# Task directions:
Pictures are not part of the copy; retype all the records below exactly.

Stored entries:
%%

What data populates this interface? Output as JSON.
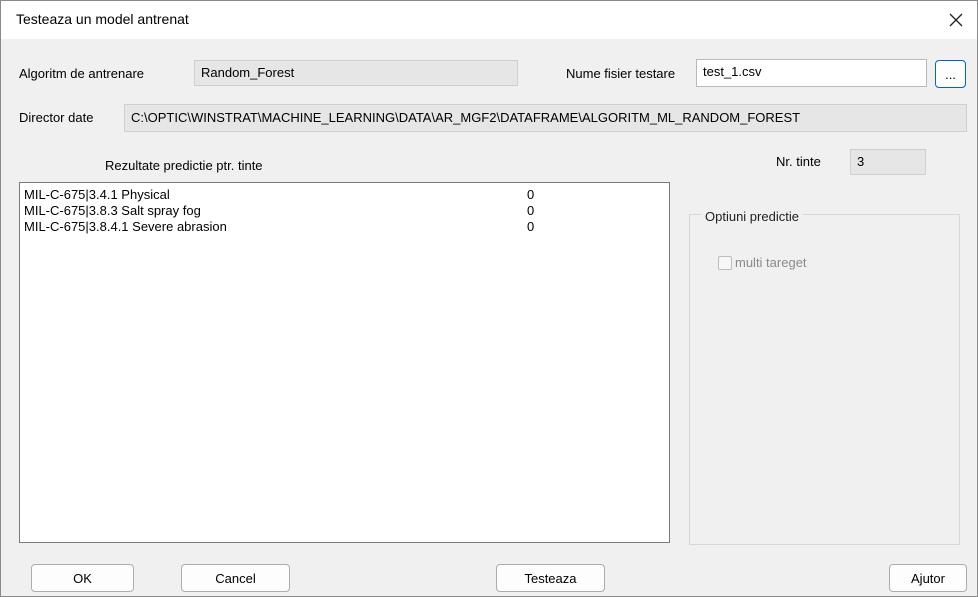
{
  "window": {
    "title": "Testeaza un model antrenat"
  },
  "icons": {
    "close": "close-icon"
  },
  "algorithm": {
    "label": "Algoritm de antrenare",
    "value": "Random_Forest"
  },
  "test_file": {
    "label": "Nume fisier testare",
    "value": "test_1.csv",
    "browse_label": "..."
  },
  "data_dir": {
    "label": "Director date",
    "value": "C:\\OPTIC\\WINSTRAT\\MACHINE_LEARNING\\DATA\\AR_MGF2\\DATAFRAME\\ALGORITM_ML_RANDOM_FOREST"
  },
  "results": {
    "label": "Rezultate predictie ptr. tinte",
    "rows": [
      {
        "name": "MIL-C-675|3.4.1 Physical",
        "value": "0"
      },
      {
        "name": "MIL-C-675|3.8.3 Salt spray fog",
        "value": "0"
      },
      {
        "name": "MIL-C-675|3.8.4.1 Severe abrasion",
        "value": "0"
      }
    ]
  },
  "targets": {
    "label": "Nr. tinte",
    "value": "3"
  },
  "options": {
    "legend": "Optiuni predictie",
    "multi_label": "multi tareget",
    "multi_checked": false,
    "multi_enabled": false
  },
  "buttons": {
    "ok": "OK",
    "cancel": "Cancel",
    "test": "Testeaza",
    "help": "Ajutor"
  }
}
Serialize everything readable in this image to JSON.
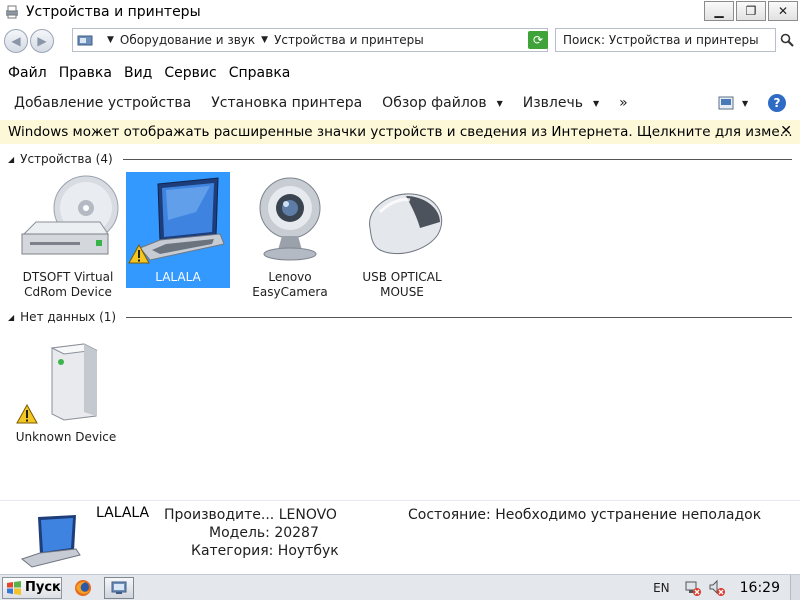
{
  "window": {
    "title": "Устройства и принтеры",
    "btn_min": "▁",
    "btn_max": "❐",
    "btn_close": "✕"
  },
  "address": {
    "back_glyph": "◀",
    "forward_glyph": "▶",
    "crumbs": [
      "Оборудование и звук",
      "Устройства и принтеры"
    ],
    "search_placeholder": "Поиск: Устройства и принтеры"
  },
  "menu": [
    "Файл",
    "Правка",
    "Вид",
    "Сервис",
    "Справка"
  ],
  "commands": {
    "add_device": "Добавление устройства",
    "add_printer": "Установка принтера",
    "browse_files": "Обзор файлов",
    "eject": "Извлечь",
    "more": "»",
    "help": "?"
  },
  "infobar": {
    "text": "Windows может отображать расширенные значки устройств и сведения из Интернета.  Щелкните для изме...",
    "close": "✕"
  },
  "groups": {
    "devices_header": "Устройства (4)",
    "nodata_header": "Нет данных (1)"
  },
  "devices": [
    {
      "label_line1": "DTSOFT Virtual",
      "label_line2": "CdRom Device"
    },
    {
      "label_line1": "LALALA",
      "label_line2": ""
    },
    {
      "label_line1": "Lenovo",
      "label_line2": "EasyCamera"
    },
    {
      "label_line1": "USB OPTICAL",
      "label_line2": "MOUSE"
    }
  ],
  "nodata_devices": [
    {
      "label_line1": "Unknown Device",
      "label_line2": ""
    }
  ],
  "details": {
    "name": "LALALA",
    "manufacturer_key": "Производите...",
    "manufacturer_val": "LENOVO",
    "model_key": "Модель:",
    "model_val": "20287",
    "category_key": "Категория:",
    "category_val": "Ноутбук",
    "status_key": "Состояние:",
    "status_val": "Необходимо устранение неполадок"
  },
  "taskbar": {
    "start": "Пуск",
    "lang": "EN",
    "clock": "16:29"
  },
  "colors": {
    "selection": "#3399ff",
    "infobar_bg": "#fcf8d8"
  }
}
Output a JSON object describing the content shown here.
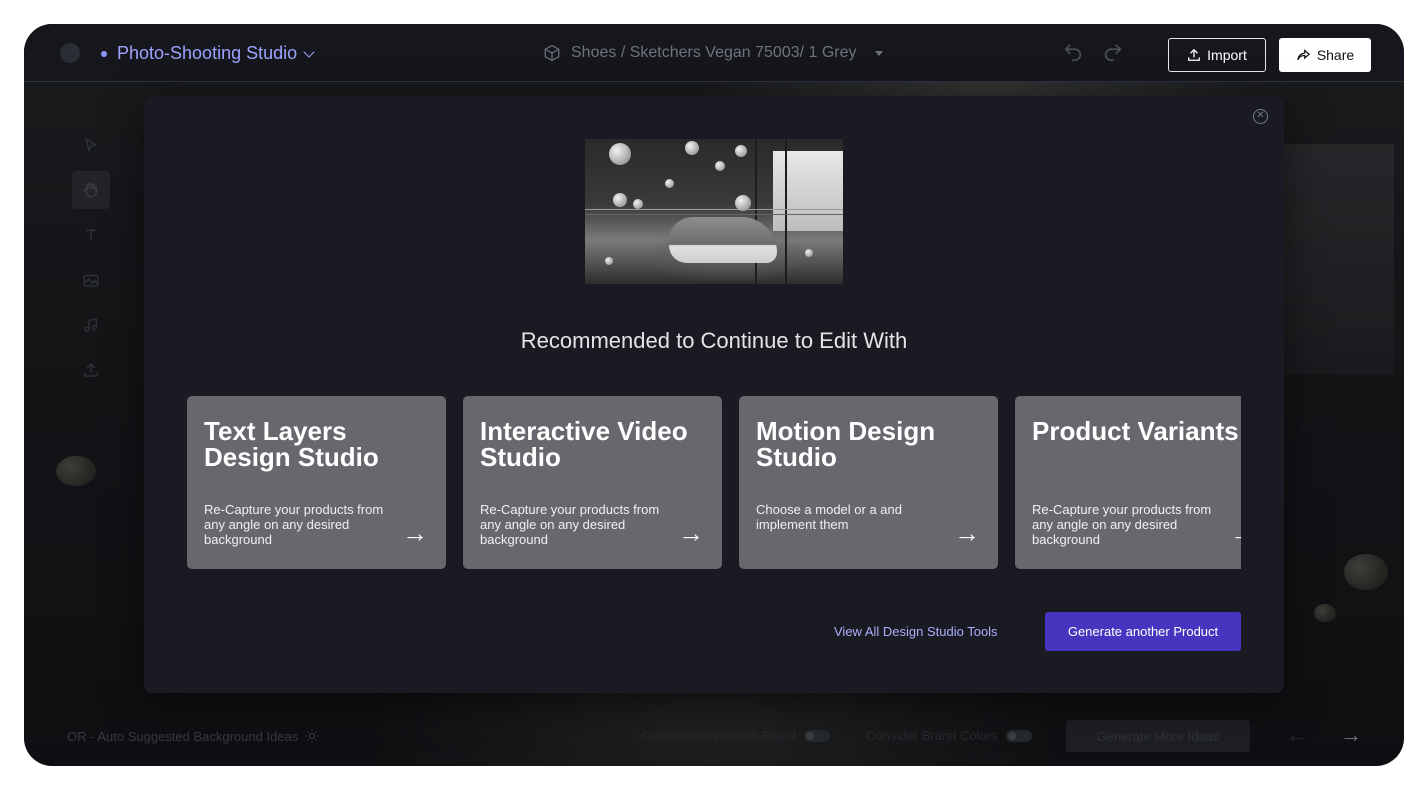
{
  "header": {
    "studio_title": "Photo-Shooting Studio",
    "breadcrumb": "Shoes / Sketchers Vegan 75003/ 1 Grey",
    "import_label": "Import",
    "share_label": "Share"
  },
  "bottom_bar": {
    "auto_suggest": "OR - Auto Suggested Background Ideas",
    "inspiration_label": "Consider Inspiration Board",
    "brand_colors_label": "Consider Brand Colors",
    "generate_more_label": "Generate More Ideas"
  },
  "modal": {
    "heading": "Recommended to Continue to Edit With",
    "cards": [
      {
        "title": "Text Layers Design Studio",
        "desc": "Re-Capture your products from any angle on any desired background"
      },
      {
        "title": "Interactive Video Studio",
        "desc": "Re-Capture your products from any angle on any desired background"
      },
      {
        "title": "Motion Design Studio",
        "desc": "Choose a model or a and implement them"
      },
      {
        "title": "Product Variants",
        "desc": "Re-Capture your products from any angle on any desired background"
      }
    ],
    "view_all_label": "View All Design Studio Tools",
    "generate_label": "Generate another Product"
  },
  "colors": {
    "accent": "#4735c0",
    "studio_title": "#9da2ff",
    "card_bg": "#67686d",
    "modal_bg": "#1a1b22"
  }
}
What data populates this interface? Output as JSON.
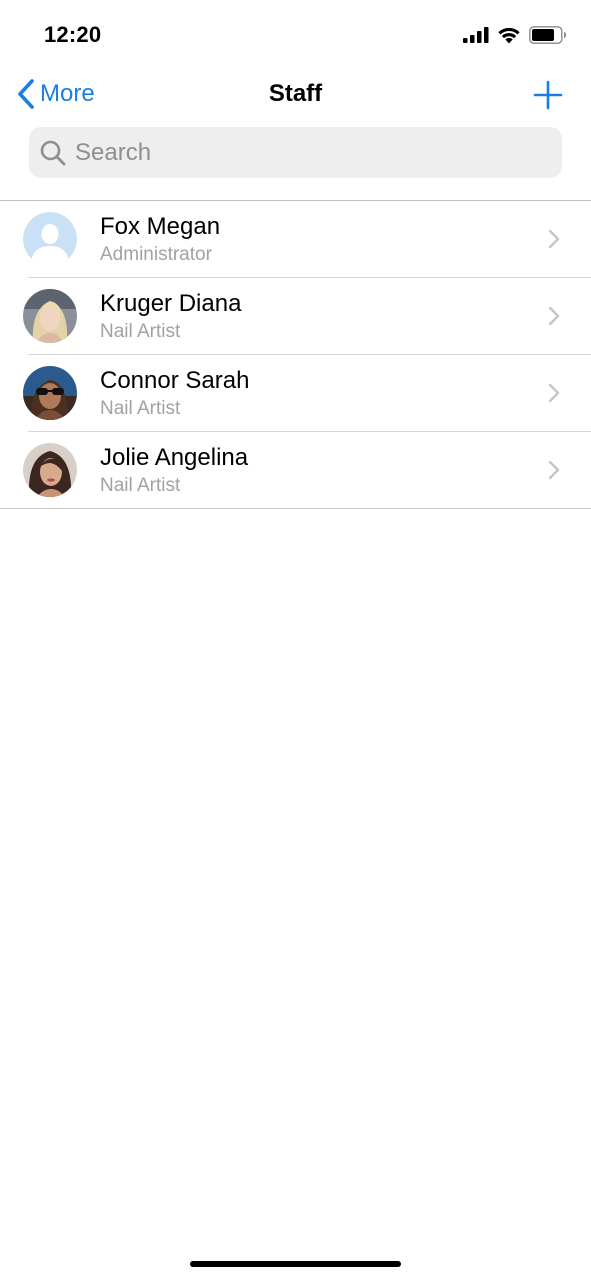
{
  "status_bar": {
    "time": "12:20",
    "icons": [
      "cellular-signal-icon",
      "wifi-icon",
      "battery-icon"
    ]
  },
  "nav": {
    "back_label": "More",
    "title": "Staff",
    "add_icon": "plus-icon",
    "accent_color": "#1a7fe0"
  },
  "search": {
    "placeholder": "Search",
    "value": ""
  },
  "staff": [
    {
      "name": "Fox Megan",
      "role": "Administrator",
      "avatar": "default-avatar"
    },
    {
      "name": "Kruger Diana",
      "role": "Nail Artist",
      "avatar": "photo-avatar"
    },
    {
      "name": "Connor Sarah",
      "role": "Nail Artist",
      "avatar": "photo-avatar"
    },
    {
      "name": "Jolie Angelina",
      "role": "Nail Artist",
      "avatar": "photo-avatar"
    }
  ]
}
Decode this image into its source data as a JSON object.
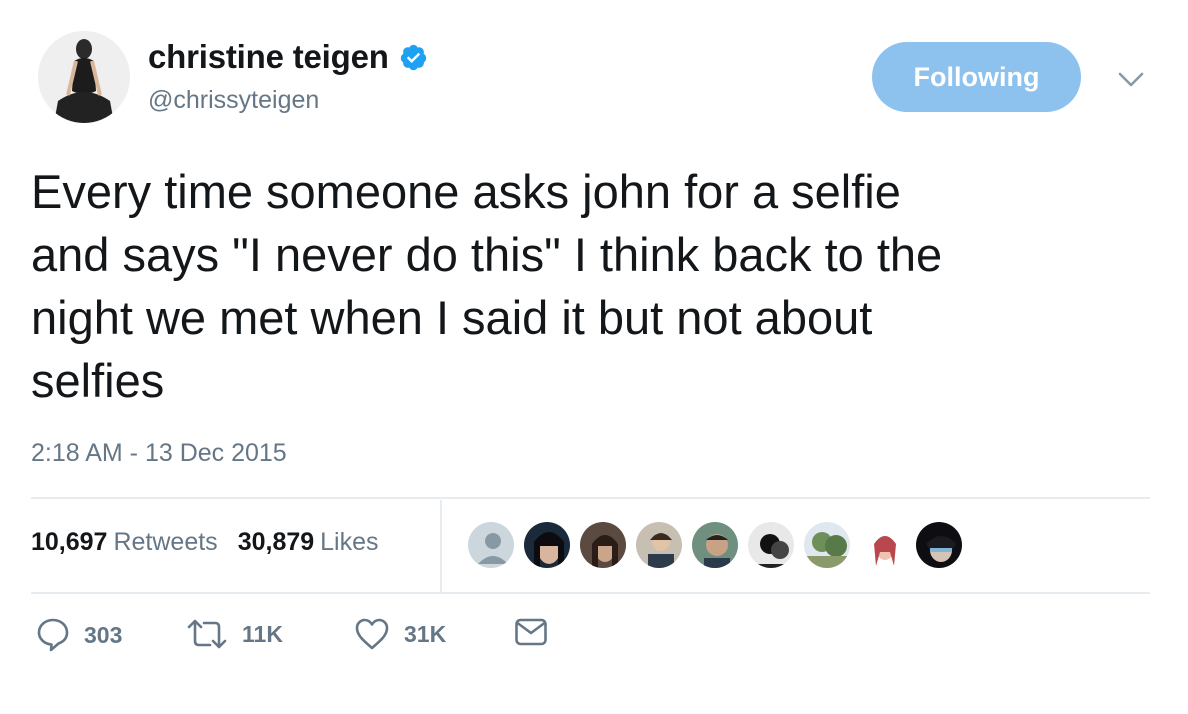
{
  "author": {
    "name": "christine teigen",
    "handle": "@chrissyteigen",
    "verified": true
  },
  "follow_button": {
    "label": "Following"
  },
  "tweet": {
    "text": "Every time someone asks john for a selfie\nand says \"I never do this\" I think back to the\nnight we met when I said it but not about\nselfies",
    "timestamp": "2:18 AM - 13 Dec 2015"
  },
  "stats": {
    "retweets_count": "10,697",
    "retweets_label": "Retweets",
    "likes_count": "30,879",
    "likes_label": "Likes"
  },
  "actions": {
    "reply_count": "303",
    "retweet_count": "11K",
    "like_count": "31K"
  },
  "colors": {
    "follow_bg": "#8ec2ee",
    "verified_blue": "#1da1f2",
    "secondary_text": "#657786",
    "divider": "#e6ecf0"
  }
}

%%

# Answer section:
What data populates this interface? Output as JSON.
{
  "window": {
    "title": "Testeaza un model antrenat"
  },
  "icons": {
    "close": "close-icon"
  },
  "algorithm": {
    "label": "Algoritm de antrenare",
    "value": "Random_Forest"
  },
  "test_file": {
    "label": "Nume fisier testare",
    "value": "test_1.csv",
    "browse_label": "..."
  },
  "data_dir": {
    "label": "Director date",
    "value": "C:\\OPTIC\\WINSTRAT\\MACHINE_LEARNING\\DATA\\AR_MGF2\\DATAFRAME\\ALGORITM_ML_RANDOM_FOREST"
  },
  "results": {
    "label": "Rezultate predictie ptr. tinte",
    "rows": [
      {
        "name": "MIL-C-675|3.4.1 Physical",
        "value": "0"
      },
      {
        "name": "MIL-C-675|3.8.3 Salt spray fog",
        "value": "0"
      },
      {
        "name": "MIL-C-675|3.8.4.1 Severe abrasion",
        "value": "0"
      }
    ]
  },
  "targets": {
    "label": "Nr. tinte",
    "value": "3"
  },
  "options": {
    "legend": "Optiuni predictie",
    "multi_label": "multi tareget",
    "multi_checked": false,
    "multi_enabled": false
  },
  "buttons": {
    "ok": "OK",
    "cancel": "Cancel",
    "test": "Testeaza",
    "help": "Ajutor"
  }
}
Serialize everything readable in this image to JSON.
{
  "window": {
    "title": "Устройства и принтеры",
    "btn_min": "▁",
    "btn_max": "❐",
    "btn_close": "✕"
  },
  "address": {
    "back_glyph": "◀",
    "forward_glyph": "▶",
    "crumbs": [
      "Оборудование и звук",
      "Устройства и принтеры"
    ],
    "search_placeholder": "Поиск: Устройства и принтеры"
  },
  "menu": [
    "Файл",
    "Правка",
    "Вид",
    "Сервис",
    "Справка"
  ],
  "commands": {
    "add_device": "Добавление устройства",
    "add_printer": "Установка принтера",
    "browse_files": "Обзор файлов",
    "eject": "Извлечь",
    "more": "»",
    "help": "?"
  },
  "infobar": {
    "text": "Windows может отображать расширенные значки устройств и сведения из Интернета.  Щелкните для изме...",
    "close": "✕"
  },
  "groups": {
    "devices_header": "Устройства (4)",
    "nodata_header": "Нет данных (1)"
  },
  "devices": [
    {
      "label_line1": "DTSOFT Virtual",
      "label_line2": "CdRom Device"
    },
    {
      "label_line1": "LALALA",
      "label_line2": ""
    },
    {
      "label_line1": "Lenovo",
      "label_line2": "EasyCamera"
    },
    {
      "label_line1": "USB OPTICAL",
      "label_line2": "MOUSE"
    }
  ],
  "nodata_devices": [
    {
      "label_line1": "Unknown Device",
      "label_line2": ""
    }
  ],
  "details": {
    "name": "LALALA",
    "manufacturer_key": "Производите...",
    "manufacturer_val": "LENOVO",
    "model_key": "Модель:",
    "model_val": "20287",
    "category_key": "Категория:",
    "category_val": "Ноутбук",
    "status_key": "Состояние:",
    "status_val": "Необходимо устранение неполадок"
  },
  "taskbar": {
    "start": "Пуск",
    "lang": "EN",
    "clock": "16:29"
  },
  "colors": {
    "selection": "#3399ff",
    "infobar_bg": "#fcf8d8"
  }
}
Output a JSON object describing the content shown here.
{
  "header": {
    "studio_title": "Photo-Shooting Studio",
    "breadcrumb": "Shoes / Sketchers Vegan 75003/ 1 Grey",
    "import_label": "Import",
    "share_label": "Share"
  },
  "bottom_bar": {
    "auto_suggest": "OR - Auto Suggested Background Ideas",
    "inspiration_label": "Consider Inspiration Board",
    "brand_colors_label": "Consider Brand Colors",
    "generate_more_label": "Generate More Ideas"
  },
  "modal": {
    "heading": "Recommended to Continue to Edit With",
    "cards": [
      {
        "title": "Text Layers Design Studio",
        "desc": "Re-Capture your products from any angle on any desired background"
      },
      {
        "title": "Interactive Video Studio",
        "desc": "Re-Capture your products from any angle on any desired background"
      },
      {
        "title": "Motion Design Studio",
        "desc": "Choose a model or a and implement them"
      },
      {
        "title": "Product Variants",
        "desc": "Re-Capture your products from any angle on any desired background"
      }
    ],
    "view_all_label": "View All Design Studio Tools",
    "generate_label": "Generate another Product"
  },
  "colors": {
    "accent": "#4735c0",
    "studio_title": "#9da2ff",
    "card_bg": "#67686d",
    "modal_bg": "#1a1b22"
  }
}
What data populates this interface? Output as JSON.
{
  "status_bar": {
    "time": "12:20",
    "icons": [
      "cellular-signal-icon",
      "wifi-icon",
      "battery-icon"
    ]
  },
  "nav": {
    "back_label": "More",
    "title": "Staff",
    "add_icon": "plus-icon",
    "accent_color": "#1a7fe0"
  },
  "search": {
    "placeholder": "Search",
    "value": ""
  },
  "staff": [
    {
      "name": "Fox Megan",
      "role": "Administrator",
      "avatar": "default-avatar"
    },
    {
      "name": "Kruger Diana",
      "role": "Nail Artist",
      "avatar": "photo-avatar"
    },
    {
      "name": "Connor Sarah",
      "role": "Nail Artist",
      "avatar": "photo-avatar"
    },
    {
      "name": "Jolie Angelina",
      "role": "Nail Artist",
      "avatar": "photo-avatar"
    }
  ]
}
Decode this image into its source data as a JSON object.
{
  "author": {
    "name": "christine teigen",
    "handle": "@chrissyteigen",
    "verified": true
  },
  "follow_button": {
    "label": "Following"
  },
  "tweet": {
    "text": "Every time someone asks john for a selfie\nand says \"I never do this\" I think back to the\nnight we met when I said it but not about\nselfies",
    "timestamp": "2:18 AM - 13 Dec 2015"
  },
  "stats": {
    "retweets_count": "10,697",
    "retweets_label": "Retweets",
    "likes_count": "30,879",
    "likes_label": "Likes"
  },
  "actions": {
    "reply_count": "303",
    "retweet_count": "11K",
    "like_count": "31K"
  },
  "colors": {
    "follow_bg": "#8ec2ee",
    "verified_blue": "#1da1f2",
    "secondary_text": "#657786",
    "divider": "#e6ecf0"
  }
}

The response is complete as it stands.